Stepping away from loot boxes, lets now focus on what is often considered one of the most important aspects of champion based games: the heroes themselves. At first glance Battlerite appears to have a robust lineup of diverse characters each with unique skills and abilities. However, after many hours playing the game I noticed many similarities between a number of champions. For example, almost everyone in the game possess a mobility skill bound to the space bar. Additionally, many of the support heroes heal by using their right click ability, and anyone with a counter has that bound to Q by default. These are all surface level comparisons that ignore the subtle differences between characters, but they still make the them feel less unique and interesting to play.

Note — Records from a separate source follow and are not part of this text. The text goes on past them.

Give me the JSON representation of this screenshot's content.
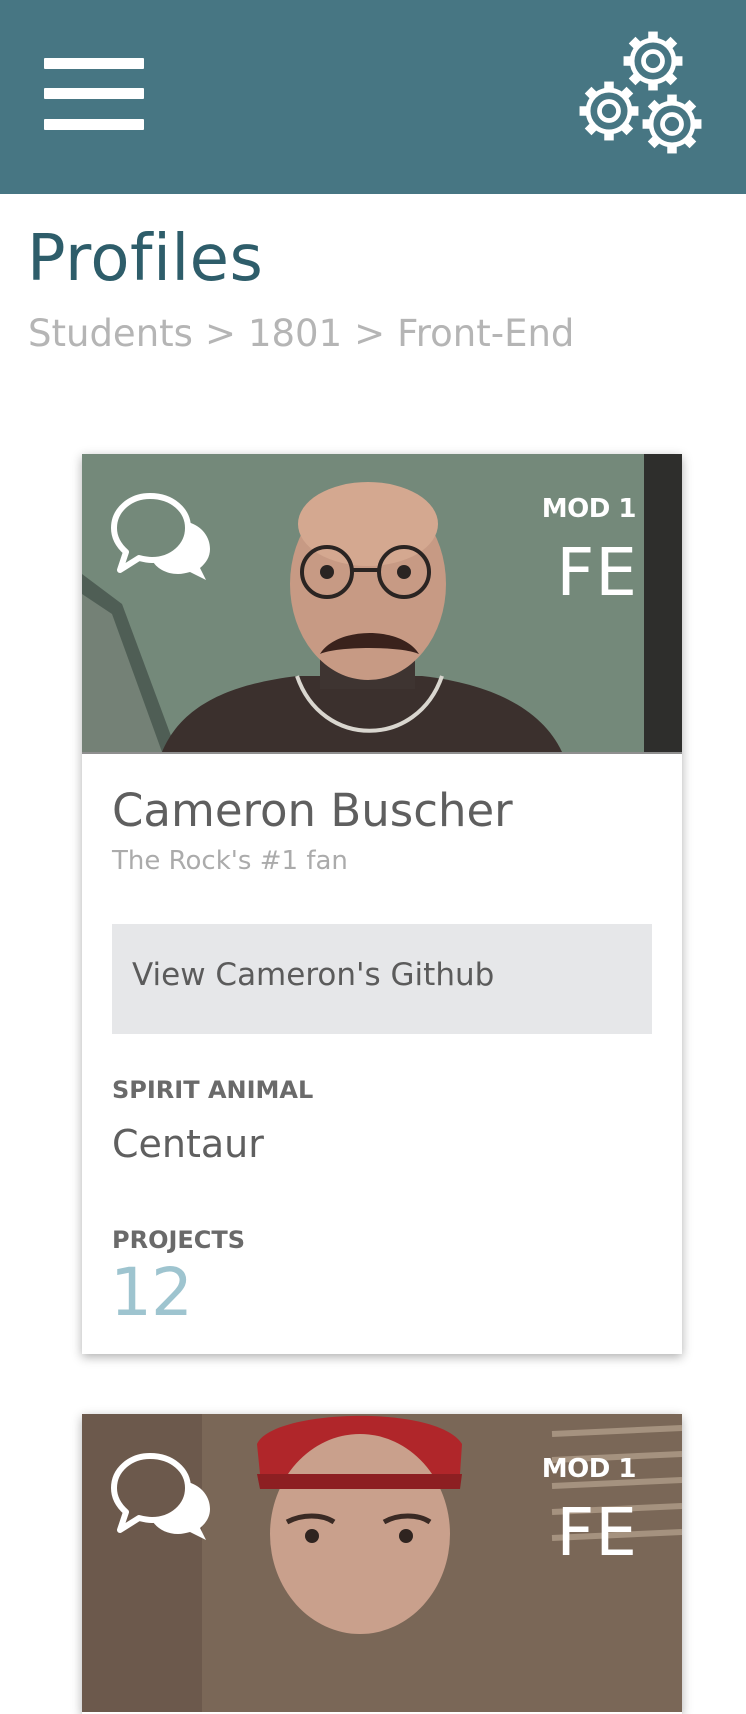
{
  "colors": {
    "header_bar": "#477683",
    "title": "#2e5d6a",
    "breadcrumb": "#b5b5b5",
    "projects_accent": "#9ec4cf",
    "button_bg": "#e6e7e9"
  },
  "header": {
    "menu_icon": "hamburger-icon",
    "settings_icon": "gears-icon"
  },
  "page": {
    "title": "Profiles",
    "breadcrumb": [
      "Students",
      "1801",
      "Front-End"
    ],
    "breadcrumb_separator": ">"
  },
  "profiles": [
    {
      "photo": "student-photo",
      "chat_icon": "chat-bubbles-icon",
      "mod": "MOD 1",
      "track": "FE",
      "name": "Cameron Buscher",
      "tagline": "The Rock's #1 fan",
      "github_button": "View Cameron's Github",
      "spirit_animal_label": "SPIRIT ANIMAL",
      "spirit_animal": "Centaur",
      "projects_label": "PROJECTS",
      "projects": "12"
    },
    {
      "photo": "student-photo",
      "chat_icon": "chat-bubbles-icon",
      "mod": "MOD 1",
      "track": "FE"
    }
  ]
}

The problem of characters feeling homogeneous is further cemented by the lack of customization found in their respective battlerites. These passive abilities only offer very minor bonuses to skills and this makes seeing similarities across several champions easier. A number of them have a battlerite to recast an skill for a second weaker version after casting the original. Others gain a passive twenty to forty percent boost in duration time to a particular status ailment on any given ability. The lack of diversity in the battlerites, in addition to several parallels in character skill design, ultimately leads to Battlerite featuring a cast of heroes who can feel very alike, which makes extended playtime with the game feel tiresome and dull.

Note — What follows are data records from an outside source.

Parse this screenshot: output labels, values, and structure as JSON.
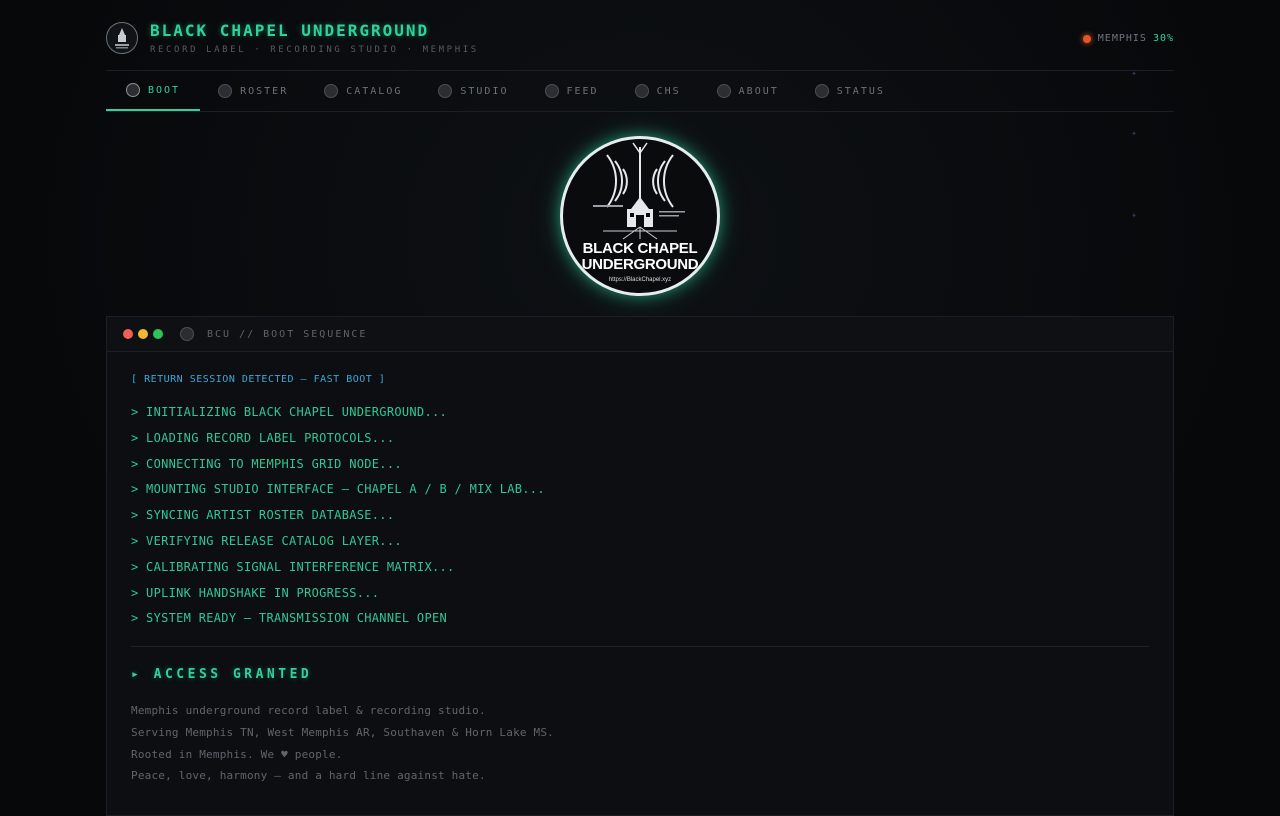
{
  "header": {
    "title": "BLACK CHAPEL UNDERGROUND",
    "subtitle": "RECORD LABEL · RECORDING STUDIO · MEMPHIS",
    "region_label": "MEMPHIS",
    "region_value": "30%",
    "status_color": "#e0562a"
  },
  "nav": {
    "tabs": [
      {
        "label": "BOOT",
        "active": true
      },
      {
        "label": "ROSTER"
      },
      {
        "label": "CATALOG"
      },
      {
        "label": "STUDIO"
      },
      {
        "label": "FEED"
      },
      {
        "label": "CHS"
      },
      {
        "label": "ABOUT"
      },
      {
        "label": "STATUS"
      }
    ]
  },
  "emblem": {
    "line1": "BLACK CHAPEL",
    "line2": "UNDERGROUND",
    "url": "https://BlackChapel.xyz"
  },
  "terminal": {
    "title": "BCU // BOOT SEQUENCE",
    "session_open": "[",
    "session_text": "RETURN SESSION DETECTED — FAST BOOT",
    "session_close": "]",
    "lines": [
      "> INITIALIZING BLACK CHAPEL UNDERGROUND...",
      "> LOADING RECORD LABEL PROTOCOLS...",
      "> CONNECTING TO MEMPHIS GRID NODE...",
      "> MOUNTING STUDIO INTERFACE — CHAPEL A / B / MIX LAB...",
      "> SYNCING ARTIST ROSTER DATABASE...",
      "> VERIFYING RELEASE CATALOG LAYER...",
      "> CALIBRATING SIGNAL INTERFERENCE MATRIX...",
      "> UPLINK HANDSHAKE IN PROGRESS...",
      "> SYSTEM READY — TRANSMISSION CHANNEL OPEN"
    ],
    "granted": "▸ ACCESS GRANTED",
    "about": [
      "Memphis underground record label & recording studio.",
      "Serving Memphis TN, West Memphis AR, Southaven & Horn Lake MS.",
      "Rooted in Memphis. We ♥ people.",
      "Peace, love, harmony — and a hard line against hate."
    ]
  },
  "colors": {
    "accent": "#2fd39a",
    "info": "#3da7d8",
    "background": "#08090b"
  }
}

I think one of my biggest gripes in Battlerite is that it feels like there is very little room for counterplay within it. At the beginning of the match you and your opponents choose your passive skill augmentations and then the match begins. There is no way to adapt how your character can play in response to how the opposition is playing. Things remain static until the end of the match. Having the ability to choose battlerites throughout the match as well as having the opportunity to synergize your loadout with your team was part of the game during early access, but was removed. I feel like this was a huge misstep as it added an extra layer of complexity to matches and could really change the pace for, or against you depending on the talent choices of each player. Instead, most games play out the same across all rounds and that can lead to a feeling of stagnation, especially after you’ve put a considerable amount of time into the game.

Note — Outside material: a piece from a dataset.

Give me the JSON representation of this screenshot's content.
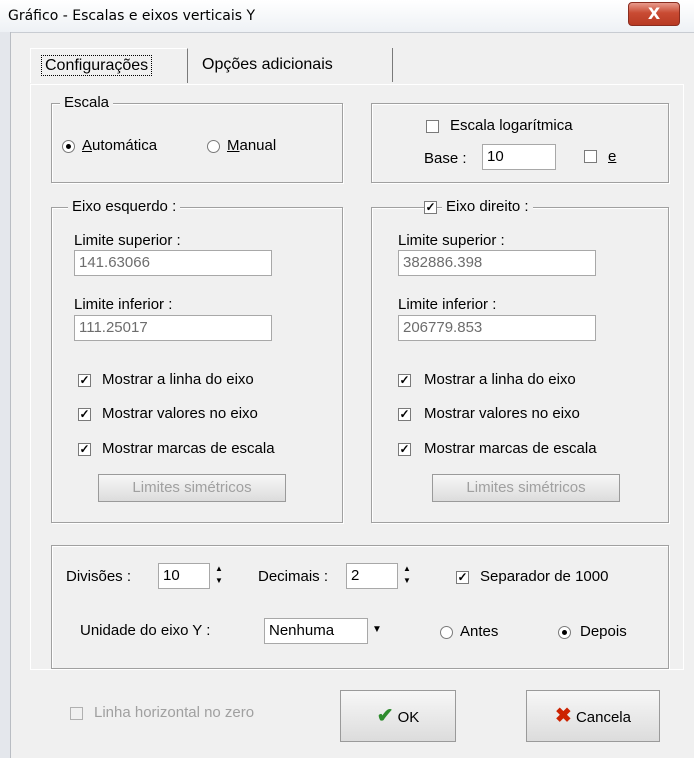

Throughout my playtime with Battlerite I’ve had an equal measure of enjoyment and frustration, and because of this I’d have a hard time recommending it. The minor annoyances in the match making, UI, and loot boxes, in conjunction with how repetitive matches began to feel due to the character design and the lack of counterplay took me from enjoying every session of the game I played to feeling bored with the game. It really is exciting to play at first and my initial impressions of it were positive, but over time all of the pain points began outweighing the quick skill based matches. If you’re curious about the game it still might be worth checking out as it is free to play, but it isn’t a game I’d recommend in its current state.